p51000041Seattle gardening and landscape maintenance begins with proper watering. When trying to determine the frequency and duration of watering periods, always consider the soil conditions, the weather conditions and the plant itself. Healthy plant roots need oxygen as well as water. In clay soils, water can drain very slowly and deprive the plant of the oxygen its roots need. During the summer, the heat and lack of rain can dry out your plants. Windy conditions can also dry out plants, thereby requiring more water than expected. New plants require substantially more water than established plants.

It is best to think of watering in two ways. You can either sprinkle or flood (soak). Different plants like different watering techniques. The best time to water is early morning. This helps to prevent disease by allowing plants to dry completely before the cooler evening temperatures arrive.

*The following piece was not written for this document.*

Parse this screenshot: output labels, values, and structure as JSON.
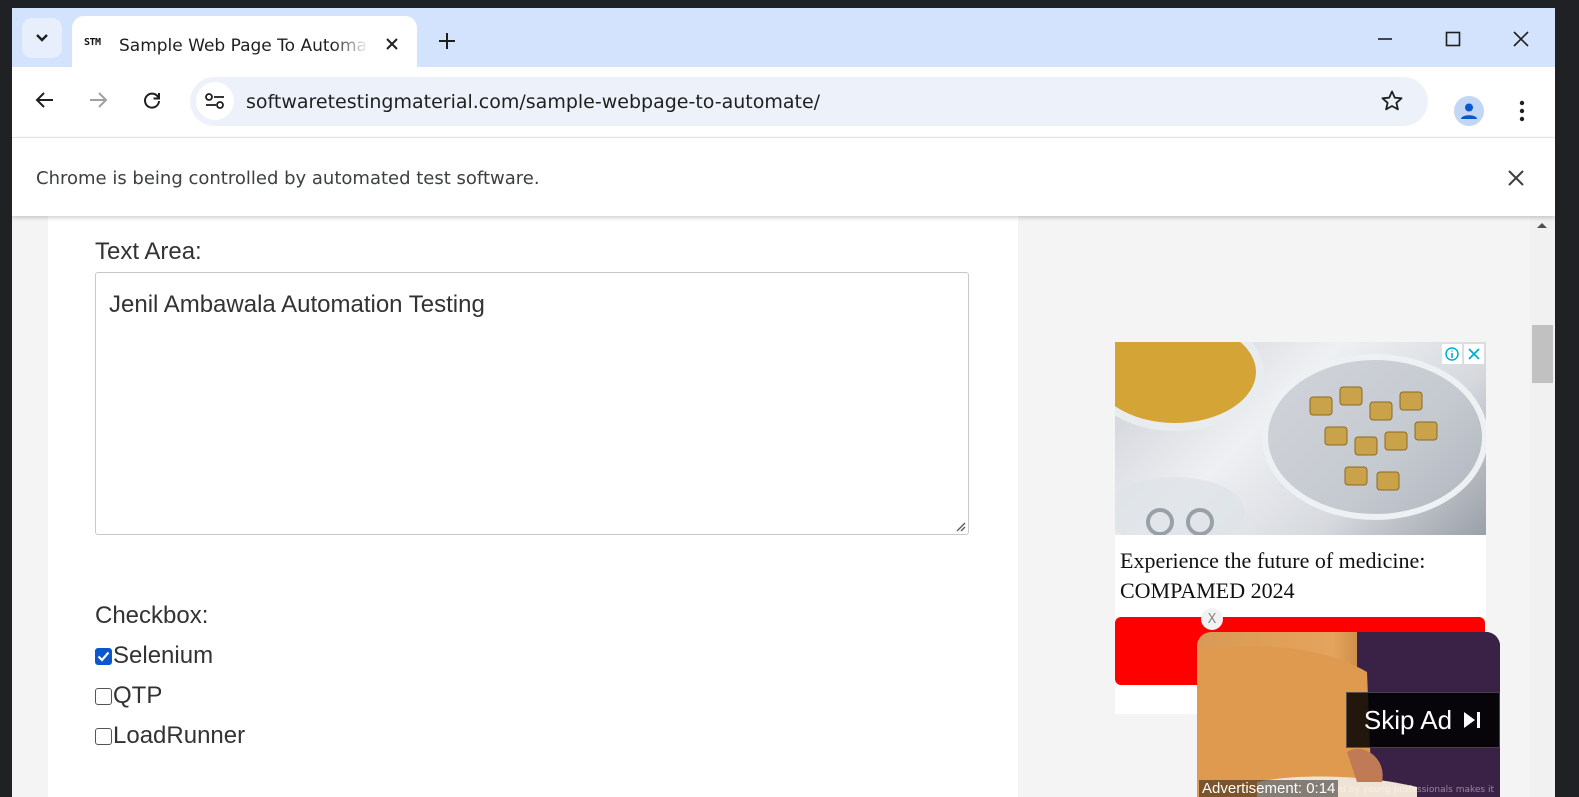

Established lawns (2 years old or older) need 1 of water per week. This is normally accomplished in our region naturally from November 15th through March 15th. Lawn roots are relatively shallow but you want to promote deep rooting. Lawns also dry out quickly, so it is best for an established lawn to be sprinkled 3 times a week. Set your irrigation clocks to make sure your lawn is receiving 1 of water per week.

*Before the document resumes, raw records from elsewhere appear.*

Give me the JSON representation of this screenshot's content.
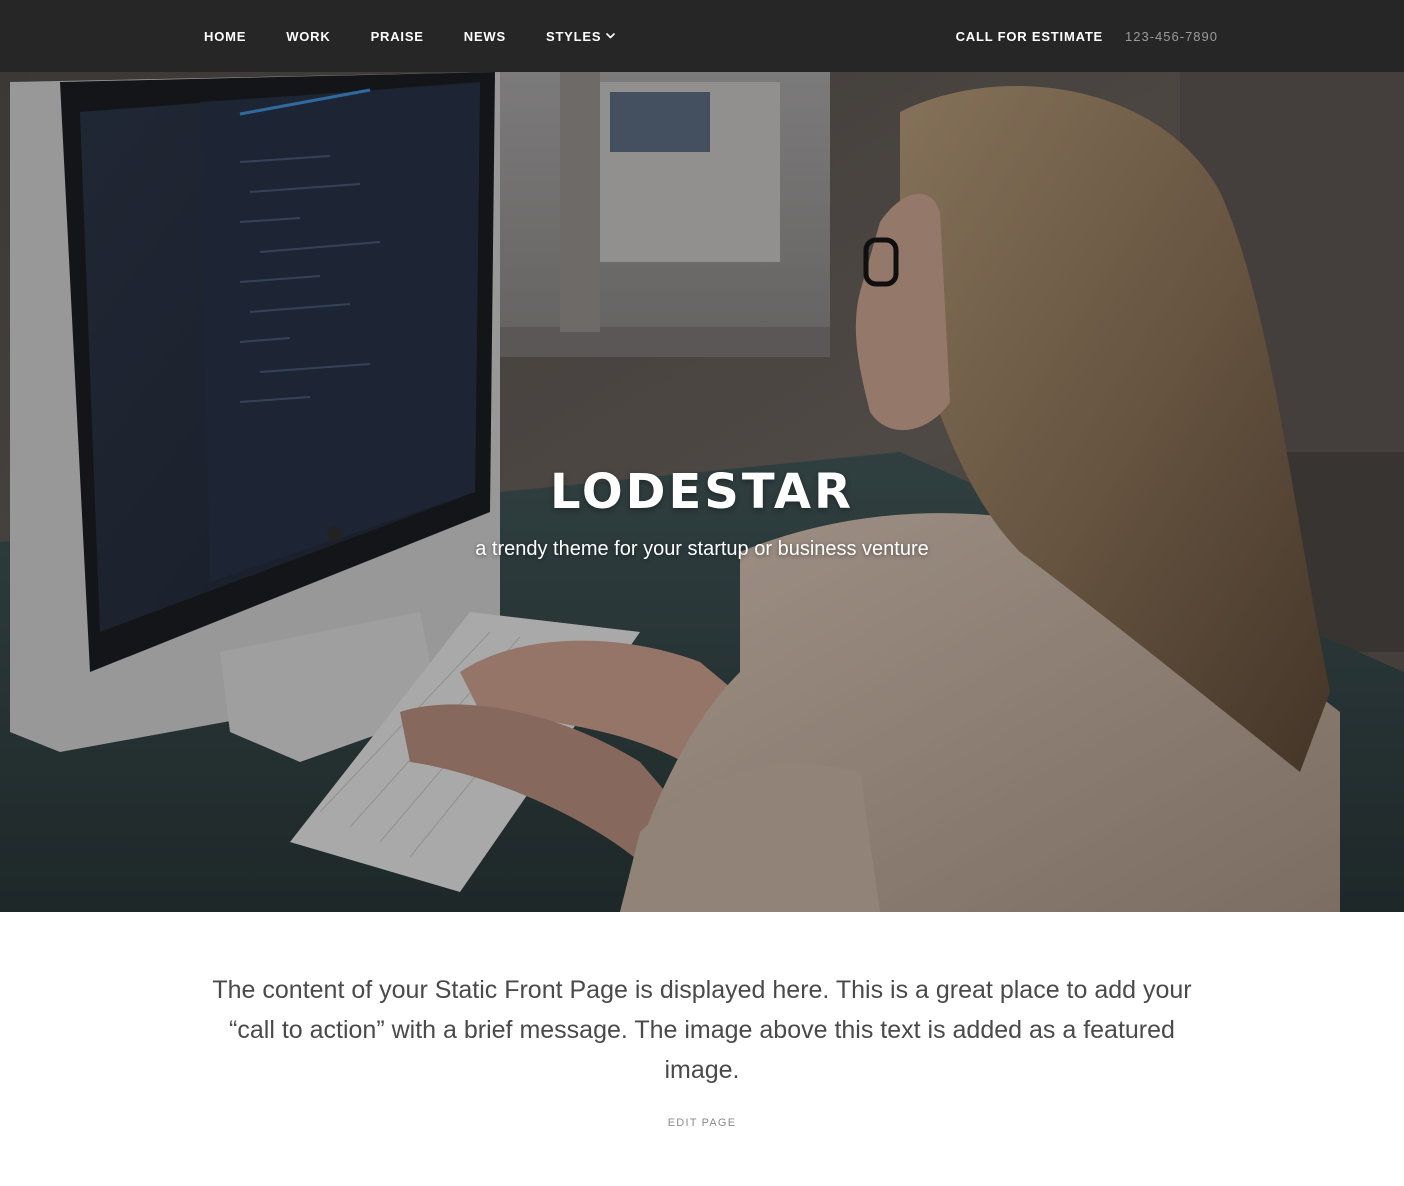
{
  "nav": {
    "items": [
      {
        "label": "HOME"
      },
      {
        "label": "WORK"
      },
      {
        "label": "PRAISE"
      },
      {
        "label": "NEWS"
      },
      {
        "label": "STYLES",
        "has_dropdown": true
      }
    ],
    "cta_label": "CALL FOR ESTIMATE",
    "phone": "123-456-7890"
  },
  "hero": {
    "title": "LODESTAR",
    "subtitle": "a trendy theme for your startup or business venture",
    "image_subject": "woman-typing-at-computer-photo"
  },
  "content": {
    "intro": "The content of your Static Front Page is displayed here. This is a great place to add your “call to action” with a brief message. The image above this text is added as a featured image.",
    "edit_link": "EDIT PAGE"
  },
  "colors": {
    "navbar_bg": "#262626",
    "nav_text": "#ffffff",
    "phone_text": "#9a9a9a",
    "body_text": "#4a4a4a",
    "page_bg": "#ffffff"
  }
}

Established trees (2 years after installation) require water monitoring. When established trees need water they prefer a complete soaking. If the soil is not damp at a 6 depth, your tree needs watering. Water until the soil is wet to that 6 depth. During hot weather, soaking the root ball once every week is usually sufficient.

Established shrub beds need .5 of water per week. This is normally accomplished in our region naturally from November 15th through March 15th. Maintaining a 2 layer of mulch helps to keep the water from evaporating too quickly and thereby reduces water usage. Sprinkling is generally fine for most plants. Set your clocks to make sure your beds are receiving .5 of water per week.